### To do
Where the word "Убей" occurs in a line of the data, return the whole line.

### Component data from apps and pages
━━━

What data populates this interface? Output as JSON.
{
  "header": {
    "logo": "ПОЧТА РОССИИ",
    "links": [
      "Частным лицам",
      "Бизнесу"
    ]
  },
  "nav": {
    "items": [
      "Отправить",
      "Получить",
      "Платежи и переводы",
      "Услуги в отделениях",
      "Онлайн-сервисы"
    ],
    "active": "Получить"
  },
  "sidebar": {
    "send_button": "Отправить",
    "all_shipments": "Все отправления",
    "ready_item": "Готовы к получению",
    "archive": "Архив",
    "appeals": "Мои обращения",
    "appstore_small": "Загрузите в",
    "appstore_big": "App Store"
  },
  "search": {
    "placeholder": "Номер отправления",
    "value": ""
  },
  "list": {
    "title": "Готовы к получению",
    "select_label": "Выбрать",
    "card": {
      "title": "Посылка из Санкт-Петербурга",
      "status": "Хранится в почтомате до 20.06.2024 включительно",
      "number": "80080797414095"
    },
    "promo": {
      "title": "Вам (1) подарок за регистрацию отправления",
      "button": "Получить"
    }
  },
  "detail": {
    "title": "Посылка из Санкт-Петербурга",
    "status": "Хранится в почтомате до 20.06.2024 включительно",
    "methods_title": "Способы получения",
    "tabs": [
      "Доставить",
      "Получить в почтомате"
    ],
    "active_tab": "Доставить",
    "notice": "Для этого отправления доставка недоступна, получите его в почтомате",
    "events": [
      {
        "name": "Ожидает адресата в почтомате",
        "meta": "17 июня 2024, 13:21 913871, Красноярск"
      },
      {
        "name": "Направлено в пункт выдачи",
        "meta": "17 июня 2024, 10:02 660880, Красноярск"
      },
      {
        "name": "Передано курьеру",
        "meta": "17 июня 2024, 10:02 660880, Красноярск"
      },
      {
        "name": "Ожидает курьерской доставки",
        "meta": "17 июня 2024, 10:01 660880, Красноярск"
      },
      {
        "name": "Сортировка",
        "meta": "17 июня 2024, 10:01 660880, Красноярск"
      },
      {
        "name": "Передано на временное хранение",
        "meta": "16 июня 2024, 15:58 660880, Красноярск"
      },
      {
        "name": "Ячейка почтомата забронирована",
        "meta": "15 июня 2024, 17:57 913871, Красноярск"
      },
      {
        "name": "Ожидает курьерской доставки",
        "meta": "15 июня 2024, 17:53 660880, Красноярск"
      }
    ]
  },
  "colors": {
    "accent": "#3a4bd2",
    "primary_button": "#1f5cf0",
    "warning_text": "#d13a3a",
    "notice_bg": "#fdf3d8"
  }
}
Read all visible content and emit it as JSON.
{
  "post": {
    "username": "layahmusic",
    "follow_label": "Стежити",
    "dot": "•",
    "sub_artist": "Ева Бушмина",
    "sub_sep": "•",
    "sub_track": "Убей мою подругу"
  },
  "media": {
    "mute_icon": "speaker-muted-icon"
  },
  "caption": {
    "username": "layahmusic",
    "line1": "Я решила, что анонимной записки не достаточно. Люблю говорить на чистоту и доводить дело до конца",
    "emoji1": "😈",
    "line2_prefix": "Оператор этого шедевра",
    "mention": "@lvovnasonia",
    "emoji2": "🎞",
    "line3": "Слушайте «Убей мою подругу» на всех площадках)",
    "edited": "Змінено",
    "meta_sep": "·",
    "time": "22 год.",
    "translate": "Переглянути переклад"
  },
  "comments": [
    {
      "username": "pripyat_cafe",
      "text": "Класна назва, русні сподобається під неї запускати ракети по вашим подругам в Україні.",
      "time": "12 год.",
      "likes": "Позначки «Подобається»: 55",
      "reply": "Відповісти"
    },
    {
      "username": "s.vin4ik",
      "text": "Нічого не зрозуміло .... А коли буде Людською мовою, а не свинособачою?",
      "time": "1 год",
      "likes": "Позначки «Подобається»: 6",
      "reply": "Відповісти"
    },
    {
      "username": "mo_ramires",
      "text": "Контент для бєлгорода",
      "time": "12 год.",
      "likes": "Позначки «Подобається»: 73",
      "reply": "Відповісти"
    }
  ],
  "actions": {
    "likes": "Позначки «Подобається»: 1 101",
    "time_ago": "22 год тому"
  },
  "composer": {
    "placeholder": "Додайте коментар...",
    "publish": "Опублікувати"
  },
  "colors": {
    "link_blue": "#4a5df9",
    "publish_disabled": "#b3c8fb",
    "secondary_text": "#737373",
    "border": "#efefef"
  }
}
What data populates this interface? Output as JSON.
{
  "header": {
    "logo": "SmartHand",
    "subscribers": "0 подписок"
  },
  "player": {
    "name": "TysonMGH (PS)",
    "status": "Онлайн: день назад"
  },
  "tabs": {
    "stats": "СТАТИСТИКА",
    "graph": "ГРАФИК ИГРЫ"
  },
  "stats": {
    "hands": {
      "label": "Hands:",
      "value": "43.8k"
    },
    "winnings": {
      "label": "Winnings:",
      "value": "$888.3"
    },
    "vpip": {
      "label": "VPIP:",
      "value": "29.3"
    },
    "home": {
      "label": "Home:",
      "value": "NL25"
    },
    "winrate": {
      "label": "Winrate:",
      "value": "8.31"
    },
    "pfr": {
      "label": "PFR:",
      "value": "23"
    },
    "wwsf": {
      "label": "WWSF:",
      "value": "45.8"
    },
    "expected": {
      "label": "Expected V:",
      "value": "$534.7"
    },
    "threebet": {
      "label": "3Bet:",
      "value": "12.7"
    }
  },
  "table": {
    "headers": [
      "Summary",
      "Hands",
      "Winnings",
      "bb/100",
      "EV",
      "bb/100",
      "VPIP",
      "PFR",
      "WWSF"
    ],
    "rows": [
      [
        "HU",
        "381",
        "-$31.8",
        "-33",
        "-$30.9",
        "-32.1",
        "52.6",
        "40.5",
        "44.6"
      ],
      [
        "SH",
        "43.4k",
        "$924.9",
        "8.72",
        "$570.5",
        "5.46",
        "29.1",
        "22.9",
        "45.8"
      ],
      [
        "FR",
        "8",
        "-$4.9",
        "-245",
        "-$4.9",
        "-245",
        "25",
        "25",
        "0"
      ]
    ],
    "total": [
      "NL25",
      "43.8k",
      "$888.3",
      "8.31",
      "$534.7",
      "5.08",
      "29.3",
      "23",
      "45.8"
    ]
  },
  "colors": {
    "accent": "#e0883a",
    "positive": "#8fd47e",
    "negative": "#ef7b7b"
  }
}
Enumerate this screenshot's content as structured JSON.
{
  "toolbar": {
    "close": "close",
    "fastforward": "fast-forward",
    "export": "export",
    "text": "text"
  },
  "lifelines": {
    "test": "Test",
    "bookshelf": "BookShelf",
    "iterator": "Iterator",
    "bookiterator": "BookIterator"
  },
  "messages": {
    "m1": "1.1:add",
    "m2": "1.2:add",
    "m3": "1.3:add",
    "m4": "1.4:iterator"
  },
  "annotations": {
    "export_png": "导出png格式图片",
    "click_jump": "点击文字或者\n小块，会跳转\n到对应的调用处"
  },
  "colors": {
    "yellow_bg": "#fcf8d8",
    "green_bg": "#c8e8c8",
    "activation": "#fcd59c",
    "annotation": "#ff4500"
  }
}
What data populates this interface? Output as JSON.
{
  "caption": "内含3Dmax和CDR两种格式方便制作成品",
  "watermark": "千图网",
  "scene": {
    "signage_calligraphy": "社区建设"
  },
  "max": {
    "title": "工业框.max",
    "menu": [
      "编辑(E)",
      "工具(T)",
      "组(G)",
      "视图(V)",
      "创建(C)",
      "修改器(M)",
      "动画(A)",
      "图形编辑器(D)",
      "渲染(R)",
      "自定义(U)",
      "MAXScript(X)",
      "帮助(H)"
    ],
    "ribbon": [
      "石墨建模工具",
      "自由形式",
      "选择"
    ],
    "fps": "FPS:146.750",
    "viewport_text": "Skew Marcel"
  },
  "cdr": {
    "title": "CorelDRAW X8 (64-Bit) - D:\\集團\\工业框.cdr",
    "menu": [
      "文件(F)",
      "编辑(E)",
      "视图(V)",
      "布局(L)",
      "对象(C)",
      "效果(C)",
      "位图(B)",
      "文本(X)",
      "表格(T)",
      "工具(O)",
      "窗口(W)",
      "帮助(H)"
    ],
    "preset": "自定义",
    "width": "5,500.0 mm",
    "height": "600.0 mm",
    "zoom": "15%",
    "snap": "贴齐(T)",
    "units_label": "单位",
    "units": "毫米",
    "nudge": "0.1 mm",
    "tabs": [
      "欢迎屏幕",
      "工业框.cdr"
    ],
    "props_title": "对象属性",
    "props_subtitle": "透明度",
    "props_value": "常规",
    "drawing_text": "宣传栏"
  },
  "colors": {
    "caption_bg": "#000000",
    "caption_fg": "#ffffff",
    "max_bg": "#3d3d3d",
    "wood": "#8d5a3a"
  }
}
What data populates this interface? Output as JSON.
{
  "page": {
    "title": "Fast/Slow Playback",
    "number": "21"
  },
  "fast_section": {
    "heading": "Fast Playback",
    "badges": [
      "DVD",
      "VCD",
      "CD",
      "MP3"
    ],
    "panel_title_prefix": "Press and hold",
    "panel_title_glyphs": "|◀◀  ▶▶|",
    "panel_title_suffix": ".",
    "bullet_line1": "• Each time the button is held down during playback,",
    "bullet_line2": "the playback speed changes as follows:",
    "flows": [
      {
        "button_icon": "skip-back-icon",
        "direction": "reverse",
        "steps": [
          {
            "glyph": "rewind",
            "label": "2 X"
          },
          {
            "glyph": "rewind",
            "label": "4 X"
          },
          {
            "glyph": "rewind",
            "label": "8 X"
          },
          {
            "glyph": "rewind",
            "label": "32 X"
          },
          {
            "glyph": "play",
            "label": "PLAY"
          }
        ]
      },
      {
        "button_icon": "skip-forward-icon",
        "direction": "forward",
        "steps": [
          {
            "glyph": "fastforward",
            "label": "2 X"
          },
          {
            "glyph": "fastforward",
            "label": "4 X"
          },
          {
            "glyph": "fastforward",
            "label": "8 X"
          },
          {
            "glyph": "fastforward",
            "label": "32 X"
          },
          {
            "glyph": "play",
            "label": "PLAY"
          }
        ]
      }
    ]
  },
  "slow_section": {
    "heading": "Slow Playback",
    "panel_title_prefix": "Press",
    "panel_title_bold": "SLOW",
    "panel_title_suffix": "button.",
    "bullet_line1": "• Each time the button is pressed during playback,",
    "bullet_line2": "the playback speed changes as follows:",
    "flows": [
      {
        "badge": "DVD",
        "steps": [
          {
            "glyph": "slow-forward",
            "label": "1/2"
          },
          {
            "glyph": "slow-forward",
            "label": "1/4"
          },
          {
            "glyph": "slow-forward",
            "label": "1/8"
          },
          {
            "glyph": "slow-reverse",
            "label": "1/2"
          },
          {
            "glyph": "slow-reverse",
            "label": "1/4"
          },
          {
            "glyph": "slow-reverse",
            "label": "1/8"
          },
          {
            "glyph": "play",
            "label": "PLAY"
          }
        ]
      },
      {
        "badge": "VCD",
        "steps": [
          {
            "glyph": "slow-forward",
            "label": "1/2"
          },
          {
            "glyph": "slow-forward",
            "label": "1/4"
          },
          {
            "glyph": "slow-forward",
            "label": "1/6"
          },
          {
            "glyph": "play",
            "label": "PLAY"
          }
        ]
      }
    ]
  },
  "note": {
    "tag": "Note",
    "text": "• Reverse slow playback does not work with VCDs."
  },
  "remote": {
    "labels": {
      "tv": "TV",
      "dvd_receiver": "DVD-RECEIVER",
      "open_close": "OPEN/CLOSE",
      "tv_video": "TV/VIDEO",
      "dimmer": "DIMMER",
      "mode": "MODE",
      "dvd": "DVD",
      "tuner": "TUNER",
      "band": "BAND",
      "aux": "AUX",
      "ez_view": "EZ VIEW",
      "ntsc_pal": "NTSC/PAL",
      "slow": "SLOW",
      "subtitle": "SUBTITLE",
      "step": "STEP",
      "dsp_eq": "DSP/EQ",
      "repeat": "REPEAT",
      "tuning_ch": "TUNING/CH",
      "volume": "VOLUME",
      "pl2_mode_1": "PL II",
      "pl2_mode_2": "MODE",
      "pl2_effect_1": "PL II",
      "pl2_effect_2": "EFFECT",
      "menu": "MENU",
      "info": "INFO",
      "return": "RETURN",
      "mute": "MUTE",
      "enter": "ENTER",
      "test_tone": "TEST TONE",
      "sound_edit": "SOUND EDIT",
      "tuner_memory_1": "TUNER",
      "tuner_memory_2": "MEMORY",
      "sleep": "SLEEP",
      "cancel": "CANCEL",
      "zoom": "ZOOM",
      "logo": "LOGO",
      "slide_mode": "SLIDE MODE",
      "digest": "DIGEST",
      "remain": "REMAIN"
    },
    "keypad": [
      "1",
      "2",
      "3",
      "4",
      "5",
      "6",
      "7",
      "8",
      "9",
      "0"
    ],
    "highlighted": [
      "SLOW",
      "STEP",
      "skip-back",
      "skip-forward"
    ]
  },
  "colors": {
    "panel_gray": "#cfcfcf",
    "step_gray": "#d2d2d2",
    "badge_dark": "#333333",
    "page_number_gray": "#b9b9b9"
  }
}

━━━

### Expected answer
    "sub_track": "Убей мою подругу"
    "line3": "Слушайте «Убей мою подругу» на всех площадках)",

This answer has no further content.